There are some already attacking me for helping get one more Liberal Democrat into Parliament. Let me be very clear: the Lib Dems' role in the Coalition was appalling – propping up a Conservative government hell bent on attacking our public services and overseeing a hike in child poverty. But Labour’s record of their last time in office isn't immune from criticism either – not just because of the illegal war in Iraq but also their introduction of tuition fees, privatisation of our health service and slavish worship of the City of London. They, like the Liberal Democrats, stood at the last election on an austerity manifesto. There is a reason that we remain different parties, but that doesn’t mean we shouldn't also seize opportunities like this to unite behind what we have in common. Olney is no perfect candidate but she has pledged to fight a hard Brexit, campaign against airport expansion and push for a fair voting system – surely progressives can agree that her win takes us forward rather than backwards?

Ultimately, last night was not just defeat of a regressive alliance but a victory for hope - a victory that's sorely needed on the back of of the division, loss and insecurity that seems to have marked much of the rest of this year. The truth is that getting to this point hasn’t been an easy process – and some people, including local Green party members have had criticisms which, as a democrat, I certainly take seriously. The old politics dies hard, and a new politics is not easy to forge in the short time we have. But standing still is not an option, nor is repeating the same mistakes of the past. The regressives are building their armies and we either make our alternative work or risk the left being out of power for a generation. 

With our NHS under sustained attack, our climate change laws threatened and the increasing risk of us becoming a tax haven floating on the edge of the Atlantic, the urgent need to think differently about how we win has never been greater. 

An anti-establishment wave is washing over Britain. History teaches us that can go one of two ways. For the many people who are utterly sick of politics as usual, perhaps the idea of politicians occasionally putting aside their differences for the good of the country is likely to appeal, and might help us rebuild trust among those who feel abandoned. So it's vital that we use this moment not just to talk among ourselves about how to work together but also as another spark to start doing things differently, in every community in Britain. That means listening to people, especially those who voted for Britain to leave the EU, hearing what they’re saying and working with them to affect change. Giving people real power, not just the illusion of it.

It means looking at ways to redistribute power and money in this country like never before, and knowing that a by-election in a leafy London suburb changes nothing for the vast majority of our country.

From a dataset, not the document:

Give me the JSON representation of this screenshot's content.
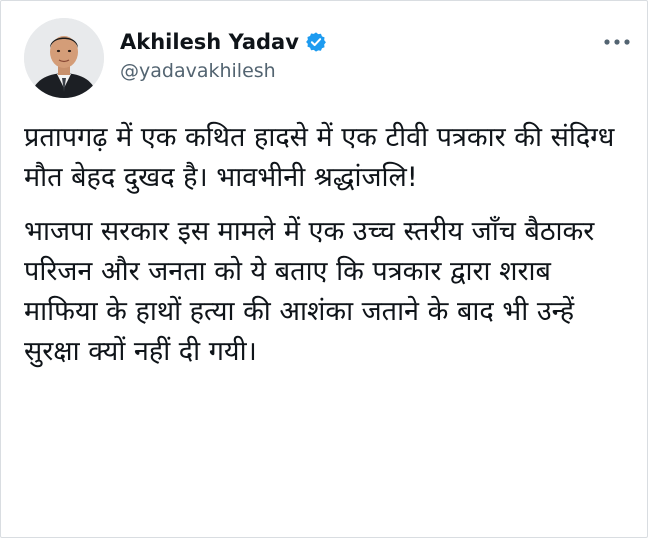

Today let us celebrate that the government's majority is smaller, and that people have voted for a candidate who used her victory speech to say that she would "stand up for an open, tolerant, united Britain".  But tomorrow let’s get started on something far bigger - because the new politics is not just about moments it's about movements, and it will only work if nobody is left behind.

 

Caroline Lucas is the MP for Brighton Pavilion.